Divorced couple take weekly shifts to raise kids in their family home

Bird Nesting Co Parenting

By Alice Westoby

Toby Hazlewood and his ex use a unique concept of co-parenting called 'bird-nesting'.

For many divorcing couples, how to help their children deal with the changes ahead can be the most stressful part of splitting up. 

But as Toby Hazlewood and his ex-wife tried to work out what was best for their daughters when they ended their marriage, they ended up discovering a new method of co-parenting they have dubbed 'bird-nesting'. 

Their girls, aged 4 and 7 when their parents split in 2006, were unhappy being ferried from house to house, so Toby and his ex decided to rent a home just for them to live in that he and his ex-wife would stay in on a week-by-week basis. 

Amazingly, both Toby and his ex have gone on to remarry, and live with their new partners over an HOUR from the home they rent near their daughters' school. 

We spoke to Toby to find out the ins and outs of this unconventional arrangement and how this best works for him, his ex, his children and their new partners.

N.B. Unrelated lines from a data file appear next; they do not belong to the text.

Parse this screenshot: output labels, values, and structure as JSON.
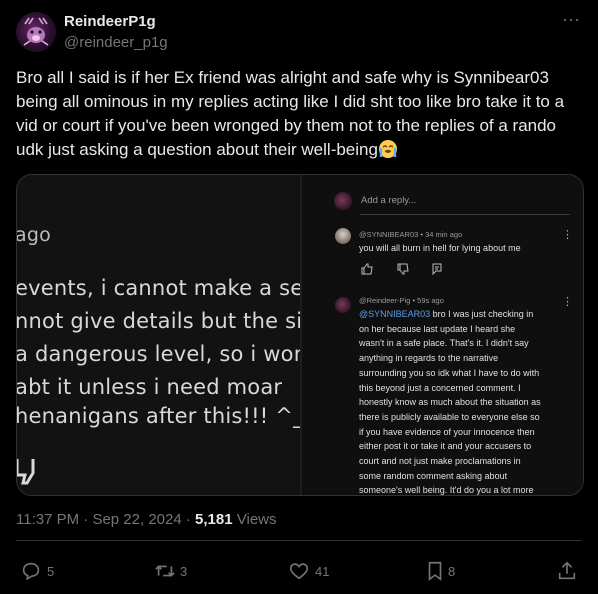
{
  "author": {
    "display_name": "ReindeerP1g",
    "handle": "@reindeer_p1g"
  },
  "tweet": {
    "text": "Bro all I said is if her Ex friend was alright and safe why is Synnibear03 being all ominous in my replies acting like I did sht too like bro take it to a vid or court if you've been wronged by them not to the replies of a rando udk just asking a question about their well-being",
    "emoji": "loudly-crying-face"
  },
  "media": {
    "left_captions": {
      "ago": "ago",
      "line1": "events, i cannot make a se",
      "line2": "nnot give details but the sit",
      "line3": "a dangerous level, so i wont",
      "line4": "abt it unless i need moar",
      "line5": "henanigans after this!!! ^_^"
    },
    "comments_panel": {
      "add_reply_placeholder": "Add a reply...",
      "comments": [
        {
          "author": "@SYNNIBEAR03",
          "time": "34 min ago",
          "meta": "@SYNNIBEAR03 • 34 min ago",
          "text": "you will all burn in hell for lying about me"
        },
        {
          "author": "@Reindeer-Pig",
          "time": "59s ago",
          "meta": "@Reindeer-Pig • 59s ago",
          "mention": "@SYNNIBEAR03",
          "lines": [
            " bro I was just checking in",
            "on her because last update I heard she",
            "wasn't in a safe place. That's it. I didn't say",
            "anything in regards to the narrative",
            "surrounding you so idk what I have to do with",
            "this beyond just a concerned comment. I",
            "honestly know as much about the situation as",
            "there is publicly available to everyone else so",
            "if you have evidence of your innocence then",
            "either post it or take it and your accusers to",
            "court and not just make proclamations in",
            "some random comment asking about",
            "someone's well being. It'd do you a lot more"
          ]
        }
      ]
    }
  },
  "timestamp": {
    "time": "11:37 PM",
    "dot": "·",
    "date": "Sep 22, 2024",
    "views_count": "5,181",
    "views_label": "Views"
  },
  "actions": {
    "replies": "5",
    "reposts": "3",
    "likes": "41",
    "bookmarks": "8"
  },
  "colors": {
    "background": "#000000",
    "text_primary": "#e7e9ea",
    "text_secondary": "#71767b",
    "border": "#2f3336",
    "mention": "#5f9be8"
  }
}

He explains: "We did as much as we could to make sure that each place felt like home, that they were surrounded by their own things and pictures of both sides of their family and made sure they each had their own space but nobody likes to feel temporary about where they live.

"When the girls were in their teens they became frustrated with having to move back and forth between the two homes on a weekly basis.

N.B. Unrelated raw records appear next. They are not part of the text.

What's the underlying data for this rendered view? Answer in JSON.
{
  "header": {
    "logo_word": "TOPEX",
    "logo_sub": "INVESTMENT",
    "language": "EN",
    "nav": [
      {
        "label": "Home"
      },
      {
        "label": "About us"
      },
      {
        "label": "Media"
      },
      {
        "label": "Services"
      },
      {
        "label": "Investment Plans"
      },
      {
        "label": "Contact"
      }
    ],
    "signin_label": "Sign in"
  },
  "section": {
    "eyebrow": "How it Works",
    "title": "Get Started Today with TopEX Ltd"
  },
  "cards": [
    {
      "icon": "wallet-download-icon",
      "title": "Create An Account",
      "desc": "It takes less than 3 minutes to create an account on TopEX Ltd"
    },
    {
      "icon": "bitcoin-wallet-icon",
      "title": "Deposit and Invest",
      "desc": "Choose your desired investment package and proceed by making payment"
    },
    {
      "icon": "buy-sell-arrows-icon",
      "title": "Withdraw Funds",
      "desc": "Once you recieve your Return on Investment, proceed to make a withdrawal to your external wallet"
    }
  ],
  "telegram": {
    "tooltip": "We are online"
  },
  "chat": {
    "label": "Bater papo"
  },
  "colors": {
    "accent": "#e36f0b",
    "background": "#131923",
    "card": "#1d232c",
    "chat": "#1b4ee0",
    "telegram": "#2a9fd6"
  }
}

"It seemed to make sense then to try and consolidate to a position that would mean we only had a single home (primarily for the girls) into which we would come and go as the live-in parent of the week.

"Conceptually it seems rather odd for a divorced couple to still live in relatively close proximity even if we’re never in the ‘nest’ at the same time."

They have a week-by-week system which means one parent is always there and turn around day is always on a Monday.

He added: "At the end of the week, we pack our stuff away and clean and tidy the apartment so that when the other arrives it’s basically like checking into a hotel!

"When it’s my week, I provide the food for me and the kids for the week, and she does the same when she's staying there."

Toby Hazlewood

Toby has been co-parenting his children using the 'bird-nesting' method for just over a year now | Picture: Toby Hazlewood

Toby says his kids were unsurprisingly happy with the decision, adding: "They were quite easily won-over by the prospect of being able to stay in one place when it was first suggested."

What teenager wouldn't be pleased by the prospect of their 'own flat' even if a parent moves in each week? And interestingly Toby openly admits that the apartment is the kids home before either his or their mum's.

Toby also says that having this central 'nest' has economic bonuses, as before both him and his ex were renting homes near the school that were lying empty every other week.

He said: "We were both renting homes to use when the girls were with us, and were committed to remaining in that area to allow them to finish school.

"These homes were sitting empty when the girls weren’t with each of us, and their dissatisfaction with moving back and forth was also a factor."

Co parenting

Toby says his girls are happier having a solid home (Stock image) 

Both he and his former wife are now happily remarried to new partners and both live an hour away from where their children live.

Toby confesses that their new partners "are each fortunately very accommodating and understanding of the situation".

But even though Toby and his wife are amicable, he credits a "business-like" approach to making the situation work so well.

He said: "We have to be clear with ourselves and each other how treat each aspect of the arrangement and at root, each and every decision is based upon what is best for the girls."

Logistically this makes sense for them and their kids and they've found a method of co-parenting with a longevity that Toby says will last at least until their youngest child has reached university age in four years time.

He is passionate about the positive way that this method has effected their lives and is fully committed to sticking to this routine in his kids lives and so is their mother.

"I’m committed to the arrangement as long as it’s required and I’m certain my ex is too. Bird-nesting seems to be the best way of raising our kids jointly, and will remain as long as it works for us all."

Toby has penned some books that he hopes can help others overcome the challenges he has faced when going through divorce that are all available to buy on Amazon: Shared Parenting, The Shared Parenting Workbook, The 90-Day Playbook for thriving after divorce and Successful Dating and Relationships After Divorce.